### EXERCISE GOAL
Repeat the data word for word, excluding every picture.

### PROVIDED RECORDS

──────────

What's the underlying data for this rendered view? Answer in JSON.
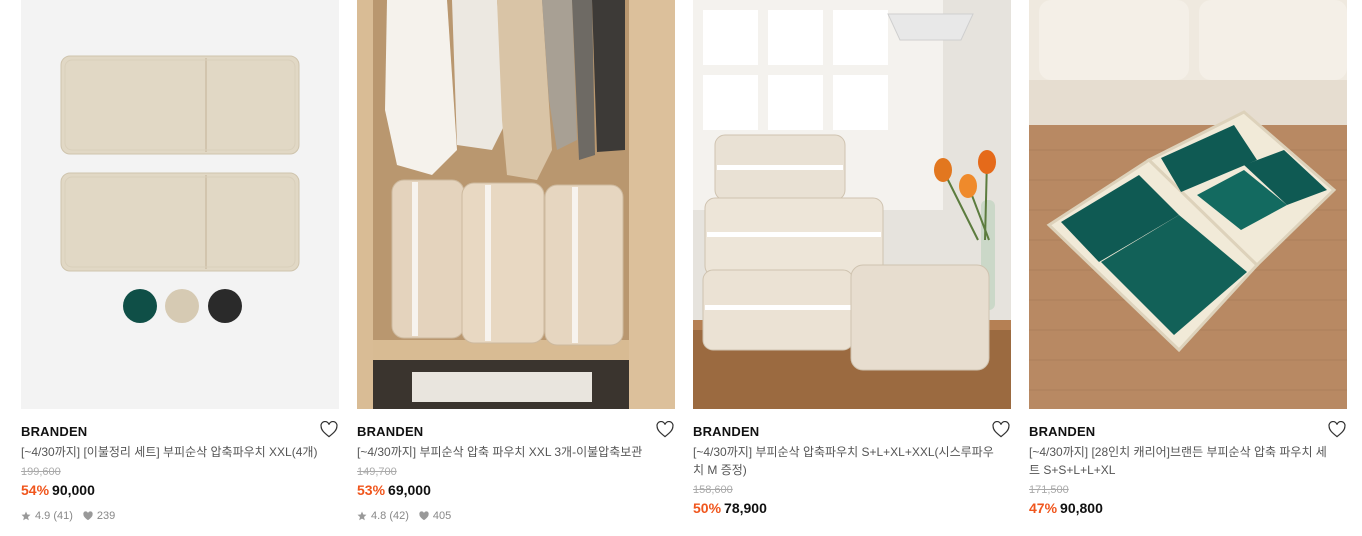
{
  "products": [
    {
      "brand": "BRANDEN",
      "title": "[~4/30까지] [이불정리 세트] 부피순삭 압축파우치 XXL(4개)",
      "original_price": "199,600",
      "discount": "54%",
      "price": "90,000",
      "rating": "4.9",
      "reviews": "(41)",
      "likes": "239",
      "image": "beige-pouches-with-color-swatches",
      "swatch_colors": [
        "#0f4f47",
        "#d6cab3",
        "#2a2a2a"
      ]
    },
    {
      "brand": "BRANDEN",
      "title": "[~4/30까지] 부피순삭 압축 파우치 XXL 3개-이불압축보관",
      "original_price": "149,700",
      "discount": "53%",
      "price": "69,000",
      "rating": "4.8",
      "reviews": "(42)",
      "likes": "405",
      "image": "pouches-in-wardrobe"
    },
    {
      "brand": "BRANDEN",
      "title": "[~4/30까지] 부피순삭 압축파우치 S+L+XL+XXL(시스루파우치 M 증정)",
      "original_price": "158,600",
      "discount": "50%",
      "price": "78,900",
      "image": "stacked-pouches-with-tulips"
    },
    {
      "brand": "BRANDEN",
      "title": "[~4/30까지] [28인치 캐리어]브랜든 부피순삭 압축 파우치 세트 S+S+L+L+XL",
      "original_price": "171,500",
      "discount": "47%",
      "price": "90,800",
      "image": "green-pouches-in-suitcase"
    }
  ],
  "colors": {
    "discount": "#f0561d",
    "text": "#111111",
    "muted": "#888888"
  }
}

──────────

### RESULT OF THE TASK
What's the underlying data for this rendered view? Answer in JSON.
{
  "products": [
    {
      "brand": "BRANDEN",
      "title": "[~4/30까지] [이불정리 세트] 부피순삭 압축파우치 XXL(4개)",
      "original_price": "199,600",
      "discount": "54%",
      "price": "90,000",
      "rating": "4.9",
      "reviews": "(41)",
      "likes": "239",
      "image": "beige-pouches-with-color-swatches",
      "swatch_colors": [
        "#0f4f47",
        "#d6cab3",
        "#2a2a2a"
      ]
    },
    {
      "brand": "BRANDEN",
      "title": "[~4/30까지] 부피순삭 압축 파우치 XXL 3개-이불압축보관",
      "original_price": "149,700",
      "discount": "53%",
      "price": "69,000",
      "rating": "4.8",
      "reviews": "(42)",
      "likes": "405",
      "image": "pouches-in-wardrobe"
    },
    {
      "brand": "BRANDEN",
      "title": "[~4/30까지] 부피순삭 압축파우치 S+L+XL+XXL(시스루파우치 M 증정)",
      "original_price": "158,600",
      "discount": "50%",
      "price": "78,900",
      "image": "stacked-pouches-with-tulips"
    },
    {
      "brand": "BRANDEN",
      "title": "[~4/30까지] [28인치 캐리어]브랜든 부피순삭 압축 파우치 세트 S+S+L+L+XL",
      "original_price": "171,500",
      "discount": "47%",
      "price": "90,800",
      "image": "green-pouches-in-suitcase"
    }
  ],
  "colors": {
    "discount": "#f0561d",
    "text": "#111111",
    "muted": "#888888"
  }
}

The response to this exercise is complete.